Archer said the rise in AdBlue consumption is likely to be related to the fact that JLR will reduce the amount of exhaust returning into the cylinder via the exhaust gas recirculation (EGR) valve, which helps limit NOx but also increases fuel consumption. The reduced effectiveness of the EGR to reduce NOx. means the car’s SCR filter has to work harder and will consume more AdBlue. JLR declined to offer an explanation as to why the cars will use more AdBlue.
JLR’s recall highlights the shortcomings of the outgoing NEDC tests, which organizations such as T&E have long criticized for being too easy to game. NEDC tests were replaced September by the WLTP standard that aims to make the tests more reflective of real-world use.
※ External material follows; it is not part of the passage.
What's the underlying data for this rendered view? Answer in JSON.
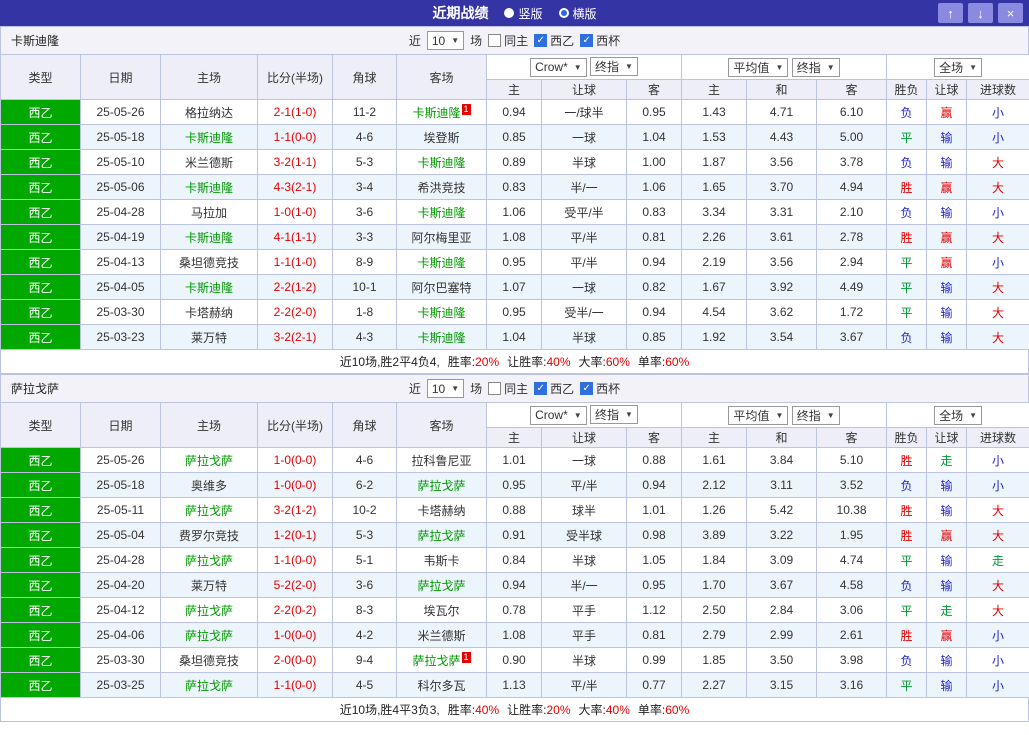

A 2014 report from the International Council on Clean Transportation (ICCT) showed that the gap between NEDC laboratory figures and those achieved in independent real-world tests soared from 8 percent to 31 percent between 2001 and 2013.
In 2015, a test carried about by Germany’s Ministry of Transport following the discovery of Volkswagen Group’s NOx cheating, also revealed many cars from a variety of automakers were emitting far more CO2 in lab conditions than they were officially rated as producing.
Leaked results published by Der Spiegel showed the lab tests conducted on cars without the knowledge of the automaker were producing up to 36 percent more CO2.
The exposure of JLR’s higher CO2 emissions and the subsequent recall orchestrated by the UK’s VCA test authority shows that countries are taking testing discrepancies much more seriously, Archer said. “Since dieselgate there have been more check tests by type approval authorities to check it’s in line with official results,” he told Automotive News Europe.
JLR’s move to return the cars to their official recorded figures means the company is expected to avoid fines or lawsuits related to the fact that customers were sold cars that emitted more fuel than advertised, and that governments were missing out on higher tax income because the higher CO2 moved the cars into higher tax thresholds.
“It would be much easier to change the CO2 value, but if they would admit the original CO2 figures were wrong then drivers could claim compensation for that,” Archer said.